Vito would become available at the same time as Nonu.
Digby Ioane (Panasonic Wild Knights)
Despite being best known on this side of the Tasman for getting humiliated by Jerome Kaino during the 2011 World Cup semi-final, Ioane is still a fine player with a great reputation.
The former Crusaders wing would follow in the footsteps of his father Natu if he turned out for Samoa, with the older Ioane playing one match for his homeland against the Maori All Blacks.
The 32-year-old’s last appearance for the Wallabies came against the British and Irish Lions in 2013.
As a result, he has already completed his three-year stand down, making him immediately available for Samoan selection as soon as their Olympic qualification campaign begins.
Isaia Toeava (Clermont)
One of the youngest All Blacks debutants ever, Toeava never really quite reached the potential many envisaged him to have.
Nevertheless, the Moto’otua-born utility back won himself 35 caps for the All Blacks in addition to a 2011 World Cup title before jetting off overseas five years ago.
The 31-year-old’s three-year stand down was completed in 2014, meaning he could have elected to represent Samoa in the previous Olympic qualification cycle for Rio 2016.
Toeava would be a senior figure in a Samoan World Cup squad.
Charles Piutau (Ulster)

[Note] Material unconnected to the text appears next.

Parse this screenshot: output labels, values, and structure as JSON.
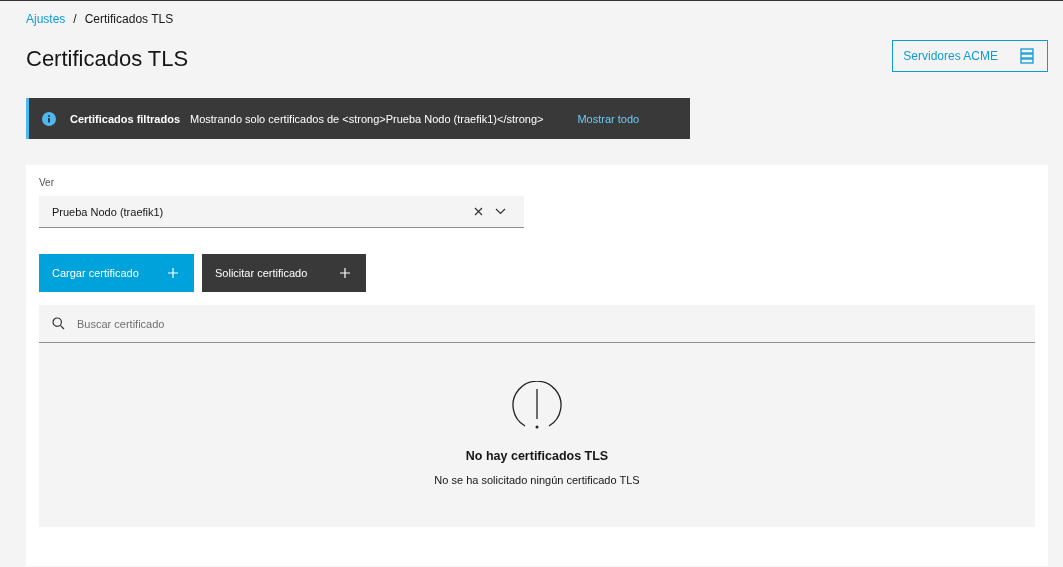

The Bristol-bound outside back could easily be regarded as the most talented players to have come through the ranks in New Zealand rugby, only to go on to slip through the cracks and head to Northern Ireland.
Piutau departed these shores two years ago at the age of just 23 with only 17 test caps to his name, leaving onlookers to ponder what might have been if he were to have stayed and forged an international career with the All Blacks.
However, the 26-year-old has chewed through two-thirds of his three-year stand down, and could still join his older brother Siale in representing the ‘Ikale Tahi in future seasons.
If he continues the electric form that won him the Pro12 Players’ Player of the Year last season, he would surely be too irresistible of an option for Tonga to let slide by.
George Smith (Reds)
The Wallabies legend amassed a total of 111 test caps over a 13 year period, where he established himself as one of Australia’s greatest flankers.
Smith last pulled on the green and gold jersey in the final test of the 2013 British and Irish Lions series, meaning he met the stand down requirements in June last year.
A stand out for the struggling Reds in this year’s Super Rugby campaign, his defensive work ethic and ability over the ball would be warmly welcomed by Tonga.
Should he look to pursue a World Cup spot with the ‘Ikale Tahi in 2019, he would have to do so at the grand old age of 39.
Frank Halai (Pau)
An exciting wing who formerly played for the Blues, Halai became a one-cap wonder in 2013 when he made his one and only test appearance for the All Blacks against Japan in Tokyo.
He killed off his future All Blacks aspirations in 2015 when he signed a deal with the UK-based Wasps, where he continued his explosive form by scoring 12 tries in 25 matches.
Now at the Kiwi-laden Pau club in France, Halai has expressed his interest of playing for Tonga to national coach Toutai Kefu, where he would undoubtedly make an instant impact.
The 29-year-old met the three-year stand down prerequisite in November last year.
Joe Rokocoko (Racing 92)
The joint record holder for most test tries scored in a calendar year (17), Rokocoko was one of the most electrifying talents in world rugby when he burst onto the international scene in 2003.
The Nadi-born wing, who now plys his trade at Parisian glamour club Racing 92, sits second-equal on New Zealand’s all-time try-scoring list with 46 five-pointers in 68 outings.
The fleet-footed 34-year-old hasn’t let his ageing body prevent him from churning out top quality performances in France, nor should it prevent him from representing Fiji with the opportunity now available.
His three-year international stand down was wrapped up in 2013, meaning he could make an appearance for the Olympic champion Fiji sevens side as early as next year.
Rokocoko would add to the already fearsome backline Fiji acquire heading into the 2019 World Cup.